Page 37: of Maritime Reporter Magazine (March 2013)

U.S. Coast Guard Annual

Read this page in Pdf, Flash or Html5 edition of March 2013 Maritime Reporter Magazine 37and procedures which need to be taught. When these modules are entered into the LMS database, they are tagged with the positions, vessels or routes (or any combination of the above) to which they apply. Now, as described above, when a learner speciÞ es their position, vessel and route, the LMS software gathers all the relevant learning modules and, us-ing a ?framework?, assembles them into a customized training document which can be delivered to the trainee.Now perhaps the advantages to the training organization become more clear. First, in a ß eet of 50 vessels, it is not necessary to write a separate, complete training program for each vessel. In-stead, each procedure or piece of equip-ment to be trained is documented only once in one small module, and then that module is tagged to indicate which ves-sels, positions, etc. it applies to. There is no redundant work required.More importantly, maintenance of the courses is now very manageable. If a vessel has its ECDIS machine swapped out for another, all that is required is the changing of one tag in the LMS database to indicate which ECDIS machine now applies to that vessel. From that point on, training for that vessel will encompass the correct ECDIS machine. Likewise, if the training for one procedure or one class of ECDIS machine is updated to reß ect some new information or an im- proved training approach, only that one learning module needs to be updated, no matter how many vessels or positions that one module is relevant to. From that point on, all trainees in positions or on vessels to which that learning module applies will immediately have the im-proved training experience. It is in this way that deep vessel-speciÞ c training is made possible and practical by an LMS which supports adaptive learning. The BC Ferries PerspectiveAdaptive learning has been an impor- tant tool in the implementation of BC Ferries new approach to training called the ?Standardized Education and Assess-ment program?. According to Jeff Joyce, Director of Fleet Operations at BC Fer- ries:?The Standardized Education and As- sessment (SEA) program is a fundamen-tal safety enabler from both the training and employee engagement perspectives.Being able to easily tailor programs for each learner ensures relevant, precise and targeted teaching is taking place.

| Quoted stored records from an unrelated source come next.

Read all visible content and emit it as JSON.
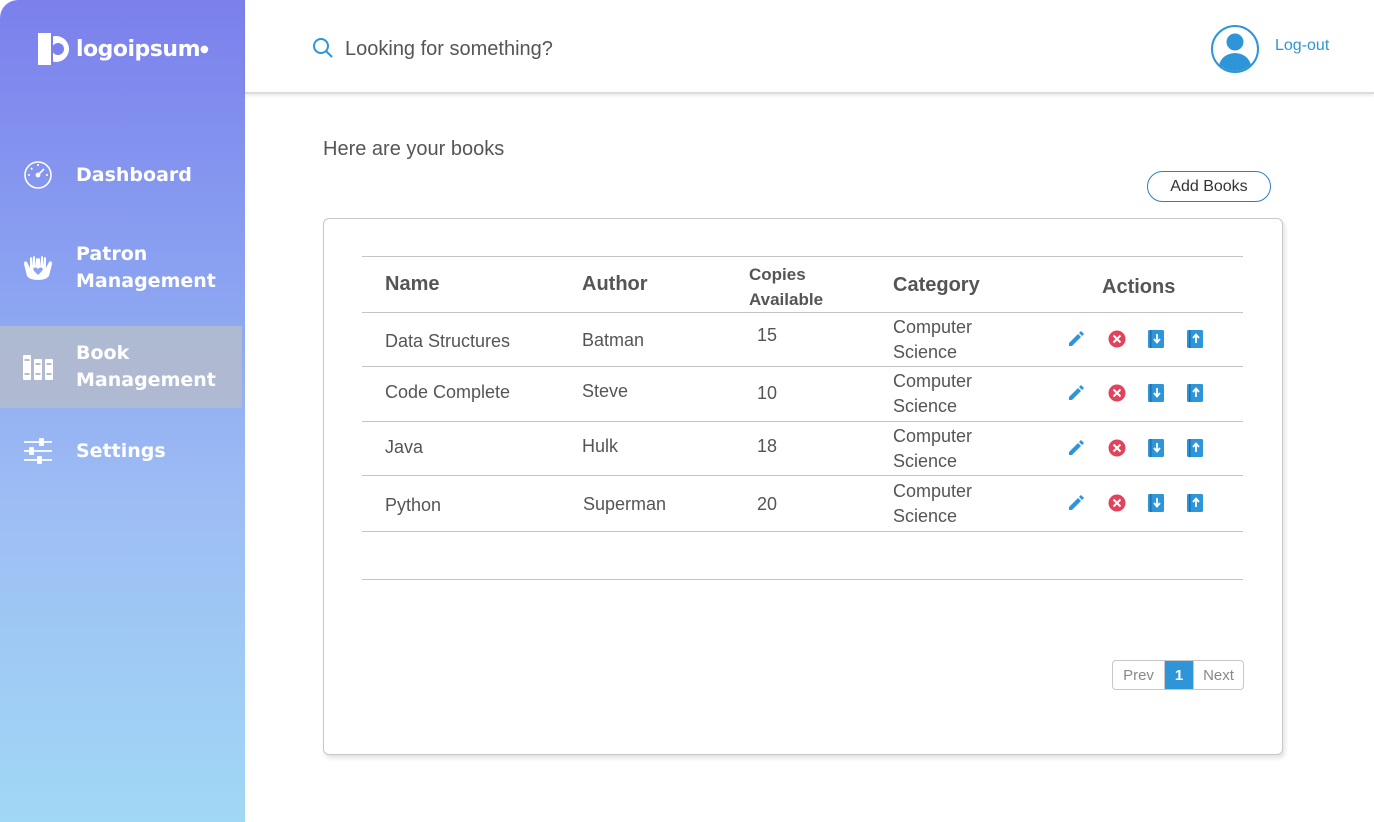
{
  "logo": {
    "text": "logoipsum"
  },
  "sidebar": {
    "items": [
      {
        "label": "Dashboard",
        "icon": "speedometer-icon"
      },
      {
        "label_line1": "Patron",
        "label_line2": "Management",
        "icon": "hands-heart-icon"
      },
      {
        "label_line1": "Book",
        "label_line2": "Management",
        "icon": "books-icon",
        "active": true
      },
      {
        "label": "Settings",
        "icon": "sliders-icon"
      }
    ]
  },
  "header": {
    "search_placeholder": "Looking for something?",
    "logout_label": "Log-out"
  },
  "main": {
    "title": "Here are your books",
    "add_button": "Add Books",
    "table": {
      "columns": [
        "Name",
        "Author",
        "Copies",
        "Available",
        "Category",
        "Actions"
      ],
      "rows": [
        {
          "name": "Data Structures",
          "author": "Batman",
          "copies": "15",
          "cat1": "Computer",
          "cat2": "Science"
        },
        {
          "name": "Code Complete",
          "author": "Steve",
          "copies": "10",
          "cat1": "Computer",
          "cat2": "Science"
        },
        {
          "name": "Java",
          "author": "Hulk",
          "copies": "18",
          "cat1": "Computer",
          "cat2": "Science"
        },
        {
          "name": "Python",
          "author": "Superman",
          "copies": "20",
          "cat1": "Computer",
          "cat2": "Science"
        }
      ]
    },
    "pagination": {
      "prev": "Prev",
      "current": "1",
      "next": "Next"
    }
  },
  "colors": {
    "accent": "#2d95d8",
    "delete": "#e0435b",
    "sidebar_top": "#7b80ec",
    "sidebar_bottom": "#a1d8f5"
  }
}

This, coupled with equally surgical ex- amination questions and processes en-sures that the learner, upon successful completion of the multi-modal clearance process, is fully capable of safely car- rying out his or her duties and thereby provides real value to the greater team. Viewed from a different perspective, the Master looking at his or her teams on the bridge and at the mooring stations can be conÞ dent that all deckhands who have gone through this program have had equal opportunity to learn all req-uisite knowledge. The larger team also collectively knows that the SEA gradu- ates have proven to themselves and their shipmates that they have the knowledge (and equally important, the conÞ dence) to proactively participate in all evolu-tions, be they routine or unforeseen. The corollary beneÞ t of BC Ferries SEA program, which so ably leverages adaptive learning, is that the mainte-nance and upkeep of the program is actu-ally completed by the vessel subject mat-ter experts (SMEs), thereby sustaining the engagement of these employees on the deck plates - the SMEs are enabled to keep the material relevant and then reap the rewards of their efforts by working side-by-side with their shipmates who have completed SEA training. This process of quality training material be-ing delivered and maintained by SMEs results in conÞ dent, capable graduates. These new teammates frequently be-come engaged trainers themselves once they?ve honed their knowledge and skills with experience...resulting not only in an almost self-sustaining cycle of training success, but more fundamentally, safer operations and enhanced customer ser- vice.?ConclusionThe advantages of adaptive learning to maritime industry training cannot be overstated. Properly applied, it makes vessel-speciÞ c training not only pos-sible, but also highly practical and sus-tainable where previously it was neither. Given the importance of vessel-speciÞ c training in this era of ever increasing complexity of vessel systems and pro-cedures, this technique is one which is critically important now and will only increase in utility and applicability as time marches on. Murray Goldberg is CEO of Marine Learning Systems (www.Mari- An eLearning researcher and developer, his software has been used by 14 million people worldwide. Email: Jeff Joyce is responsible for Fleet Operations and the SEA Pro- gram at BC Ferries. He is keenly interested in developing sustain- able learning practices in the marine industry. Email: MR #3 (34-41).indd 37MR #3 (34-41).indd 372/26/2013 4:25:13 PM2/26/2013 4:25:13 PM

Maritime Reporter

First published in 1881 Maritime Reporter is the world's largest audited circulation publication serving the global maritime industry.